Prairie Fever

Prairie Fever by Mary Biddinger
Steel Toe Books, 2007

Praise for Prairie Fever:

Mary Biddinger’s poems are like small movies of plays Tennessee Williams never wrote because he wasn’t a woman, but would have if he had been. The depth of characterization, the vivid settings and original language create a spell not easily shaken off. Rueful wisdom shines through many of these mini-memoir poems. A terrific read. — Rachel Dacus, author of Femme au chapeau and A God You Can Dance

Mary Biddinger is a beguiling shape-shifter, one who suffuses her writing with electricity and alacrity of language. I marvel at the elegant architecture and scope of each poem. The veritable menagerie of animals that visit these pages simply enchants: zebras, rhinos, marabou, goldfish, bears, and banana spiders. These poems bite and scare, ravish and delight. Prairie Fever showcases a beautiful mind, a beautiful debut. — Aimee Nezhukumatathil, author of Miracle Fruit and At the Drive-In Volcano

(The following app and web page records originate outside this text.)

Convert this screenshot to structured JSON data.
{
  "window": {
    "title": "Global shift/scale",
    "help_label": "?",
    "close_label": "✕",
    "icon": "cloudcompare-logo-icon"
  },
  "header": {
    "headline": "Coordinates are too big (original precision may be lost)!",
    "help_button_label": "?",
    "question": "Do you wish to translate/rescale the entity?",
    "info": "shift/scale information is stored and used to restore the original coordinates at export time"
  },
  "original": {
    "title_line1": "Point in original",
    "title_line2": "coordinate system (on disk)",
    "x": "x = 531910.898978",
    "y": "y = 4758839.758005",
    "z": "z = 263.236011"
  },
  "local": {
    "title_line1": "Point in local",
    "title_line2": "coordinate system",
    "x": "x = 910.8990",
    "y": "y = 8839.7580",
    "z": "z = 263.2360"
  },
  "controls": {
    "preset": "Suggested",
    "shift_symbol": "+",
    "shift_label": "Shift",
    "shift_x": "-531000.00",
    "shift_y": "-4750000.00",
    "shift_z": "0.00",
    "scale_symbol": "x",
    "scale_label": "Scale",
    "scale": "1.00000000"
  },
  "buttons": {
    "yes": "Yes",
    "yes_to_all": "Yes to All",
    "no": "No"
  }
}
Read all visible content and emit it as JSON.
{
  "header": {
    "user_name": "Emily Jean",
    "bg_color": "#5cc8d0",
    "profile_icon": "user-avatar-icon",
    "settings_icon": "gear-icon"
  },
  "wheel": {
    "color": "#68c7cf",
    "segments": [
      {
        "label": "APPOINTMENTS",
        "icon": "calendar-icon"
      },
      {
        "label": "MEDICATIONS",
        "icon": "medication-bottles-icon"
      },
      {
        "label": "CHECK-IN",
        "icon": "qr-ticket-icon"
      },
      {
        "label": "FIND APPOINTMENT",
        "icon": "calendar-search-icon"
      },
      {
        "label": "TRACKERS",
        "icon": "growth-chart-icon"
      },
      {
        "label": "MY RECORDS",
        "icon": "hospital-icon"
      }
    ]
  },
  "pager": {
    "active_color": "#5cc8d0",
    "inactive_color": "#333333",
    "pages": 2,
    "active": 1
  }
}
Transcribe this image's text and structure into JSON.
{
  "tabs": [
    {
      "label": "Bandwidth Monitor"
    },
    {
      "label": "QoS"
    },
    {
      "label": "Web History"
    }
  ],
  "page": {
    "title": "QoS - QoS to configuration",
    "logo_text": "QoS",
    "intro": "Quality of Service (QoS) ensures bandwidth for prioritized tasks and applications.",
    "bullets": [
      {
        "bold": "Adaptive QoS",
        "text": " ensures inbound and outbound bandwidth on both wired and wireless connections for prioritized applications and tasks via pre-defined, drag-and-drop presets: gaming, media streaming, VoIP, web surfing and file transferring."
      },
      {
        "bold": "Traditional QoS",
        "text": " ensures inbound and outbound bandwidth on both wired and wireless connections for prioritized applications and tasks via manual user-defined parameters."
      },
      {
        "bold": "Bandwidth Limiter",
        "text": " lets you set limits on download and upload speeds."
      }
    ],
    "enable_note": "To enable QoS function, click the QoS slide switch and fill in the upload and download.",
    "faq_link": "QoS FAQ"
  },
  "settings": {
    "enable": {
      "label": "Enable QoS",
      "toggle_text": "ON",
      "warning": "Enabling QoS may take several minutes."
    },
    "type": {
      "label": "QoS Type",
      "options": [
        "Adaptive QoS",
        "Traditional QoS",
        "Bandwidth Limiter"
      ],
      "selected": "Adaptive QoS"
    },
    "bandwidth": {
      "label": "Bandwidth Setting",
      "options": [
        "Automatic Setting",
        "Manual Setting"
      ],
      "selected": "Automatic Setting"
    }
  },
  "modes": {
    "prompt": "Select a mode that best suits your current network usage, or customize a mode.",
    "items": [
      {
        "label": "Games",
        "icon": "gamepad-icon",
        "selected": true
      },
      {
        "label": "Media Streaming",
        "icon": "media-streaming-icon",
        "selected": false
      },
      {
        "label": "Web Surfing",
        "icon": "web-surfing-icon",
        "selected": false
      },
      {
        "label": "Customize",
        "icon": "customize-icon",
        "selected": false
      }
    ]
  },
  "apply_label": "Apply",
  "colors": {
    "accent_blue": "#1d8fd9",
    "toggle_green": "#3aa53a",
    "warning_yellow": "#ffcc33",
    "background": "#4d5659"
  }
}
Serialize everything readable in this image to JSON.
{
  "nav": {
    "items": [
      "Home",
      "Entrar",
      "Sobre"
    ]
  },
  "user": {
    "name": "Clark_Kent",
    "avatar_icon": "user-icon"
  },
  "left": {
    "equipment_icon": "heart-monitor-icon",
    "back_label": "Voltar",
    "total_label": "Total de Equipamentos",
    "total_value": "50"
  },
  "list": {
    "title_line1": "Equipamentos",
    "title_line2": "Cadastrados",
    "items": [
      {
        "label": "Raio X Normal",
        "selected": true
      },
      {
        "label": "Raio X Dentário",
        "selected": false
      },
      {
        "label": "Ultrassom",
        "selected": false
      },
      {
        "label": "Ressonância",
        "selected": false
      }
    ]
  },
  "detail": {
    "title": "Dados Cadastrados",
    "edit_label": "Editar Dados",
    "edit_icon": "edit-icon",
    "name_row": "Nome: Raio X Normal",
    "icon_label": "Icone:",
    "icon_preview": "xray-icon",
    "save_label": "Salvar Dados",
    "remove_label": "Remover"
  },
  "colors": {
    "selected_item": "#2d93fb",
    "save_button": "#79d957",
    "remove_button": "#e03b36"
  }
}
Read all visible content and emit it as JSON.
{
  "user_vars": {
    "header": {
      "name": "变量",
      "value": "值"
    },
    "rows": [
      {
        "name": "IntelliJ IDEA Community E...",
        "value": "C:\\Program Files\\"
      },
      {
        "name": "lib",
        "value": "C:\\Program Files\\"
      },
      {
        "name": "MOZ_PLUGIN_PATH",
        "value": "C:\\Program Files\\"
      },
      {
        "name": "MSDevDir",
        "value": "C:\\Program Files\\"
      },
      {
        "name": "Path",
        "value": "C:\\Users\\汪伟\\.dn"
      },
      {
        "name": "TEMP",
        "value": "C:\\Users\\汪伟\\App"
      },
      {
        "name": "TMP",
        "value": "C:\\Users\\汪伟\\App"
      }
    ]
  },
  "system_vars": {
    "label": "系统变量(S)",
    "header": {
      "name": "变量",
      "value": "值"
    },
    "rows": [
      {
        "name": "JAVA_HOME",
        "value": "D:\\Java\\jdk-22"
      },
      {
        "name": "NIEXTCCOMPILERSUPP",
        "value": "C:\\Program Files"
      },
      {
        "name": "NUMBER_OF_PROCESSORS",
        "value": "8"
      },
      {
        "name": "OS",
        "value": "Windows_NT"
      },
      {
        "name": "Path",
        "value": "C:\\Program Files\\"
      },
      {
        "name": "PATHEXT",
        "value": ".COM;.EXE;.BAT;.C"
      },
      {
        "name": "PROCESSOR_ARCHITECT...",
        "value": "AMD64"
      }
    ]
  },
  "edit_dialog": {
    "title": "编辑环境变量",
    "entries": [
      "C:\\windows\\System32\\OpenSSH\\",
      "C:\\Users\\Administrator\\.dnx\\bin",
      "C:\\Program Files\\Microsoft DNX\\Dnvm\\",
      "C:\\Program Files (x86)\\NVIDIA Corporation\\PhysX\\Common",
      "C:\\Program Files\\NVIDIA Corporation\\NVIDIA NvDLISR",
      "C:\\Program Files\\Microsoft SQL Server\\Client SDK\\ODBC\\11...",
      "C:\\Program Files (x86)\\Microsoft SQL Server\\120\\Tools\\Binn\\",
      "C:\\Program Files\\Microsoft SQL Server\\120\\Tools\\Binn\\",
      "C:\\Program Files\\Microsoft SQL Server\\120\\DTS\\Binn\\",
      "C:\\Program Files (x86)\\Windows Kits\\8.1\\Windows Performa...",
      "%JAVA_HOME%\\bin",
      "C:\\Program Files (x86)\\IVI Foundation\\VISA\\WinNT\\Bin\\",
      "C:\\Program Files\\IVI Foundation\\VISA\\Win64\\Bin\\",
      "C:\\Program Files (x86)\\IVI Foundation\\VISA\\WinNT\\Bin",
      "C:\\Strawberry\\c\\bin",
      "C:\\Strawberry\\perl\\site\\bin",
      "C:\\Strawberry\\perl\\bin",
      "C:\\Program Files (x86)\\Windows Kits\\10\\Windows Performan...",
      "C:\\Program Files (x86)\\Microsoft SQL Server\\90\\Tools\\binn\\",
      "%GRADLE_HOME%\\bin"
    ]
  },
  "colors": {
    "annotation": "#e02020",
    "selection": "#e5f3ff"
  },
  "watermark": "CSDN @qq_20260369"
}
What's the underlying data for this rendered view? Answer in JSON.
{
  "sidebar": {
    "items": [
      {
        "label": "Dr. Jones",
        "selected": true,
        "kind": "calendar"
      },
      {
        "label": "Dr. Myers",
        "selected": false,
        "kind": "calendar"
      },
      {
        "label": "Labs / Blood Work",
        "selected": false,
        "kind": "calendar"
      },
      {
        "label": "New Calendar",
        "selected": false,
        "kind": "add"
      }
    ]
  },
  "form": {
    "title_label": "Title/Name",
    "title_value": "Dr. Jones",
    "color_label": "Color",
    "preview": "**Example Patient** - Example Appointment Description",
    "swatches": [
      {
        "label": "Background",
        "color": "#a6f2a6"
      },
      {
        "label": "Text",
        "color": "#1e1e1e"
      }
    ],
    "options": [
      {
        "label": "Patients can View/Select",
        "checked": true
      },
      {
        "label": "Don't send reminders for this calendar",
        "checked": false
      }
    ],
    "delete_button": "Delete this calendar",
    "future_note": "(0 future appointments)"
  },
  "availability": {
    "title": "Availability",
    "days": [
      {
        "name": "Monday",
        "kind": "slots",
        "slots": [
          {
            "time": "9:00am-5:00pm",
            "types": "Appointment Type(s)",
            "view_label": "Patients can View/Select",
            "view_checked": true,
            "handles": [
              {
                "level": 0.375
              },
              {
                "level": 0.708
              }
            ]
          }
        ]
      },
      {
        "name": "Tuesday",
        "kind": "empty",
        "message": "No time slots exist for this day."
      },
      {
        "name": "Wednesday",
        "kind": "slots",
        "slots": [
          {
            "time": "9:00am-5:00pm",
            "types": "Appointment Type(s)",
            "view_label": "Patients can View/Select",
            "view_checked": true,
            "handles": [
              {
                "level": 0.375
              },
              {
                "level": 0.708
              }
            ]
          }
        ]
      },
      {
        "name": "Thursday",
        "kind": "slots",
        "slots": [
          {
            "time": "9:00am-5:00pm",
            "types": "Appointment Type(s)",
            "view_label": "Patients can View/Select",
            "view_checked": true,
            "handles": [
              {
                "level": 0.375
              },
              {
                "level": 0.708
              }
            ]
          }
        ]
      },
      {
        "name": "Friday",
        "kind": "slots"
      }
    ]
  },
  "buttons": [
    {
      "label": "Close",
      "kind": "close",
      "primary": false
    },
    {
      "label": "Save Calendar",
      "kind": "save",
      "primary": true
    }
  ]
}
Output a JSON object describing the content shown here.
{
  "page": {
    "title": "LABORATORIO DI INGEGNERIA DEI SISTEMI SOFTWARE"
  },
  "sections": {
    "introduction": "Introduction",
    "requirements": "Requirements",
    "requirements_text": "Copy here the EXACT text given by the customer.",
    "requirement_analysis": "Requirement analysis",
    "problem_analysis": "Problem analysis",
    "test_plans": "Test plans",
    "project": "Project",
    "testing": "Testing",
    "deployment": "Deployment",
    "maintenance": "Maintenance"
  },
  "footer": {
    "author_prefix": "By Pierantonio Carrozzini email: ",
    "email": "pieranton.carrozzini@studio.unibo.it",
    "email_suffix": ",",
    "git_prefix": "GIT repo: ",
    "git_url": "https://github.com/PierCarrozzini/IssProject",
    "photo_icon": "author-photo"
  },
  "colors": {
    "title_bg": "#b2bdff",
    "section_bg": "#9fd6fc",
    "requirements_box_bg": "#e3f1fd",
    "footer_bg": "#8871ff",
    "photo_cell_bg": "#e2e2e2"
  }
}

In this stunning debut book you will enter a landscape where girls dirt-bike uptown in braids and gloss, a woman’s gray tabby curves into your hip, an Ohio airfield becomes the hundred eyes of a peacock feather, and carnival tail lights are like “cherries pickled in gin and salt.” Biddinger’s distinctive voice is both mystically beautiful and disarmingly sensual. The grit and suffering of rural America are so beautifully rendered, the profane becomes sacred, the ordinary extraordinary. — Nin Andrews, author of Midlife Crisis with Dick and Jane and Sleeping with Houdini

Sex, death, those liminal moments when innocence hovers at the edge of experience: all the great themes cross these pages, but not as narrative. Instead, Biddinger arrests them in her delicate gatherings of details. Flypaper, nasturtiums, and dangerous boys at the edge of town are the touchstones of her imagination. Think of Prairie Fever as a Sally Mann photograph in deftly chiseled verses. Or think of the poems as out-takes from a small-town gothic movie Jim Jarmusch should have made. It’s as if Biddinger re-spliced them into a dreamy collage starring a cross between To Kill a Mockingbird’s Scout Finch and Nabokov’s Lolita. You get the idea: delicate, bruised, a little wayward. — Robert Archambeau, author of Home and Variations and Laureates and Heretics

Akron Beacon Journal
Mid-American Review (text unavailable online)
Valparaiso Poetry Review
Western American Literature (text unavailable online)

Other Links:

“Drift” from Prairie Fever featured on Verse Daily

Mary discusses Prairie Fever as part of Kate Greenstreet’s First Book Interview series

Steel Toe Books’ Prairie Fever page